* _TASK INSTRUCTIONS_: In the records below, locate the line containing "Output a JSON", then extract it and all following lines exactly, ending with the last line.

* _EXTRACTED MATERIAL_:
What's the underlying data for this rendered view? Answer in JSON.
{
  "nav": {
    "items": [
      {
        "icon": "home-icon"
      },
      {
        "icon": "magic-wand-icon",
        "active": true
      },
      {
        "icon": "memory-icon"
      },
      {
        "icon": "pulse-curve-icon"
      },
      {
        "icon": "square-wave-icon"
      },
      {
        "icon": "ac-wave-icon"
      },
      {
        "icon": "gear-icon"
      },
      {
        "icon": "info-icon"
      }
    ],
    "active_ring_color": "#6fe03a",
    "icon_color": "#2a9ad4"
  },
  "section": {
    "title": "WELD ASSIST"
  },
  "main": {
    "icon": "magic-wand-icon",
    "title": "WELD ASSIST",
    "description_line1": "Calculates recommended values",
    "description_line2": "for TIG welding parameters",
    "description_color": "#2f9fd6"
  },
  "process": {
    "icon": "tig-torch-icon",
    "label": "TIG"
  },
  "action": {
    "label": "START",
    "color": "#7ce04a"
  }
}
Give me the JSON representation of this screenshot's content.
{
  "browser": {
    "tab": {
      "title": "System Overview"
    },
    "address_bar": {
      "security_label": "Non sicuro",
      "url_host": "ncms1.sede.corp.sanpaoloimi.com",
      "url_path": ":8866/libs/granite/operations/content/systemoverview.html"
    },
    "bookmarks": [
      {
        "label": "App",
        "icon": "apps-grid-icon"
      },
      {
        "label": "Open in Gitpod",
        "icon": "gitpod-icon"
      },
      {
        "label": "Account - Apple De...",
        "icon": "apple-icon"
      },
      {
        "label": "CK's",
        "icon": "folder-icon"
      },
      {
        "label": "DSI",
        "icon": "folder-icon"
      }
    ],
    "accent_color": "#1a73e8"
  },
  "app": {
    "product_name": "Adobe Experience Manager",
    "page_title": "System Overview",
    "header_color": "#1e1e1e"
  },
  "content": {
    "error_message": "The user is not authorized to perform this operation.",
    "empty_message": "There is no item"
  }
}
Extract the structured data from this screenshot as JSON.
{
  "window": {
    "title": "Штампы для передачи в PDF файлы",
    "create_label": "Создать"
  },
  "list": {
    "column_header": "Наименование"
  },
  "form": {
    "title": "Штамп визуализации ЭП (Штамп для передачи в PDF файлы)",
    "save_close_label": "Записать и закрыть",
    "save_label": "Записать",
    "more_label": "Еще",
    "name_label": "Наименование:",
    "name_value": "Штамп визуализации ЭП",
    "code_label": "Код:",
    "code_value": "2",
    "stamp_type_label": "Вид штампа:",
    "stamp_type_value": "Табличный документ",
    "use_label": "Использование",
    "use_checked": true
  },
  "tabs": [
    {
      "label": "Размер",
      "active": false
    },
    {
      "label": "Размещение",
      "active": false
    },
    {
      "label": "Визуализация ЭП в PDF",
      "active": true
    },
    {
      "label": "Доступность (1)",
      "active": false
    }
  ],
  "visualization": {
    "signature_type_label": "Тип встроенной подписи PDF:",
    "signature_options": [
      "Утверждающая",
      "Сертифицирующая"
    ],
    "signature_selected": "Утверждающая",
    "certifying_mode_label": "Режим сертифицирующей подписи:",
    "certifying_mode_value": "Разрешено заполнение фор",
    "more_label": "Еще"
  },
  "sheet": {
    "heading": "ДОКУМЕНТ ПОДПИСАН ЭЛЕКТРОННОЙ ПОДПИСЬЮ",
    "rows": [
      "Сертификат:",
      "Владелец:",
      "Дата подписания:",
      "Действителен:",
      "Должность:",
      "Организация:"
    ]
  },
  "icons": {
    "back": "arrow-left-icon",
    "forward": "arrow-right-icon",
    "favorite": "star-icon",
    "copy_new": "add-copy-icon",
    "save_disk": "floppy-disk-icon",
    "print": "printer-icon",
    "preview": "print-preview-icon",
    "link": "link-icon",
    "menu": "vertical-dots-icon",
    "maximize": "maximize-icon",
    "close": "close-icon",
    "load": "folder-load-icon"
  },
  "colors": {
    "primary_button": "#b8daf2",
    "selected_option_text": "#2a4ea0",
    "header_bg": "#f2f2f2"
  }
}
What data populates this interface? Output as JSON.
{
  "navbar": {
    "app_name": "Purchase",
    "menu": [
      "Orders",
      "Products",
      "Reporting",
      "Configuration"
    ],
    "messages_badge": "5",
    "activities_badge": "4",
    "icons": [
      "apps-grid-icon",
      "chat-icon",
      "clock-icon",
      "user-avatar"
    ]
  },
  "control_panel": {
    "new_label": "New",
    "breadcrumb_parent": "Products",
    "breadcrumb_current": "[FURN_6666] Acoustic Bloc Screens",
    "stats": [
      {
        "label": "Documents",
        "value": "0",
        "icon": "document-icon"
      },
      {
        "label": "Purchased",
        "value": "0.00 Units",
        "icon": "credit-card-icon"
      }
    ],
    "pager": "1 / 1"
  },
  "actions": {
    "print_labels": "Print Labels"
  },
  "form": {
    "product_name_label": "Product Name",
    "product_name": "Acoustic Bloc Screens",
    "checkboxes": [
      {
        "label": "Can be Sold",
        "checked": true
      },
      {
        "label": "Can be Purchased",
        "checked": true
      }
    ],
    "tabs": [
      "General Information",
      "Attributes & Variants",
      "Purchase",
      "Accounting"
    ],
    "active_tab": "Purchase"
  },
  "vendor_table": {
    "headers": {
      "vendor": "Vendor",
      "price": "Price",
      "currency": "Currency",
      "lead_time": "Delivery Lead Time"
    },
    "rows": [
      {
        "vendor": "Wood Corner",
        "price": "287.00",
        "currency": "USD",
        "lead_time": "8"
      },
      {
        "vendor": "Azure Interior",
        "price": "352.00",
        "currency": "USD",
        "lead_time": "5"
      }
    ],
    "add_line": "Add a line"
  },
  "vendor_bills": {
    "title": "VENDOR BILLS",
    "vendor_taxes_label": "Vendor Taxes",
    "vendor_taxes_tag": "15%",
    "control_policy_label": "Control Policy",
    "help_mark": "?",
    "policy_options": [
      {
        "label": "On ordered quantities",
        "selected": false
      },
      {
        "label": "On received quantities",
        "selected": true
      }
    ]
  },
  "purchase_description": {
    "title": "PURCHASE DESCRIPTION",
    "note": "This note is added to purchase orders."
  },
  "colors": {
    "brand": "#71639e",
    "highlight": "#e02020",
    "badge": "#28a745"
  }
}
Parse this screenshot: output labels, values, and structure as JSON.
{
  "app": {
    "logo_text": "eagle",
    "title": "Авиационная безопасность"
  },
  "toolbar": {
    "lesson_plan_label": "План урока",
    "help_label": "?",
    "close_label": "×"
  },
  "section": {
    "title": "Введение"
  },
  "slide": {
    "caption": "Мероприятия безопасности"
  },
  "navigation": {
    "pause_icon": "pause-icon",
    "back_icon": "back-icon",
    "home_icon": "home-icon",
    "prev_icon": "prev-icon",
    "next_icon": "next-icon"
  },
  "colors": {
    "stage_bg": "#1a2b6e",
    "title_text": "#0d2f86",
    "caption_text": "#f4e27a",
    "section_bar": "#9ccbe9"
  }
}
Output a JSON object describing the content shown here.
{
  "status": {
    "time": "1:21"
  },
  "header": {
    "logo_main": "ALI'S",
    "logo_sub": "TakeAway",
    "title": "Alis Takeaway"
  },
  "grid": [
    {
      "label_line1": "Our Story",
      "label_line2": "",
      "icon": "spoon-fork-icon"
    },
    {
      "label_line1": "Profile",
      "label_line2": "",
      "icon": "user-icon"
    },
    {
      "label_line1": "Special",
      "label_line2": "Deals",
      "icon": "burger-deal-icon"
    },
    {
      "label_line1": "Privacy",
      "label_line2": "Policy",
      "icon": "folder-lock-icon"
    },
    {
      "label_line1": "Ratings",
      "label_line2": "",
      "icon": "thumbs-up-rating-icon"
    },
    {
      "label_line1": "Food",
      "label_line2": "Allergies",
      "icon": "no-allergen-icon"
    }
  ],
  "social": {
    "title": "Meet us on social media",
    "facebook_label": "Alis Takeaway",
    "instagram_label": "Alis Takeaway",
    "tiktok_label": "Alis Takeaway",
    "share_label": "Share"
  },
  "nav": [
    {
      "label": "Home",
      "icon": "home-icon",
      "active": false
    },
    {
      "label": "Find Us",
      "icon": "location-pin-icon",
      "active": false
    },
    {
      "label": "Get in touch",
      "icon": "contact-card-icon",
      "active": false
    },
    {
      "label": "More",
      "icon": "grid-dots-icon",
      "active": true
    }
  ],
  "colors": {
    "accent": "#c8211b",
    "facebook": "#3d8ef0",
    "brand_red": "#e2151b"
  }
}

* _WRITTEN SOLUTION_:
Output a JSON object describing the content shown here.
{
  "status": {
    "time": "1:21"
  },
  "header": {
    "logo_main": "ALI'S",
    "logo_sub": "TakeAway",
    "title": "Alis Takeaway"
  },
  "grid": [
    {
      "label_line1": "Our Story",
      "label_line2": "",
      "icon": "spoon-fork-icon"
    },
    {
      "label_line1": "Profile",
      "label_line2": "",
      "icon": "user-icon"
    },
    {
      "label_line1": "Special",
      "label_line2": "Deals",
      "icon": "burger-deal-icon"
    },
    {
      "label_line1": "Privacy",
      "label_line2": "Policy",
      "icon": "folder-lock-icon"
    },
    {
      "label_line1": "Ratings",
      "label_line2": "",
      "icon": "thumbs-up-rating-icon"
    },
    {
      "label_line1": "Food",
      "label_line2": "Allergies",
      "icon": "no-allergen-icon"
    }
  ],
  "social": {
    "title": "Meet us on social media",
    "facebook_label": "Alis Takeaway",
    "instagram_label": "Alis Takeaway",
    "tiktok_label": "Alis Takeaway",
    "share_label": "Share"
  },
  "nav": [
    {
      "label": "Home",
      "icon": "home-icon",
      "active": false
    },
    {
      "label": "Find Us",
      "icon": "location-pin-icon",
      "active": false
    },
    {
      "label": "Get in touch",
      "icon": "contact-card-icon",
      "active": false
    },
    {
      "label": "More",
      "icon": "grid-dots-icon",
      "active": true
    }
  ],
  "colors": {
    "accent": "#c8211b",
    "facebook": "#3d8ef0",
    "brand_red": "#e2151b"
  }
}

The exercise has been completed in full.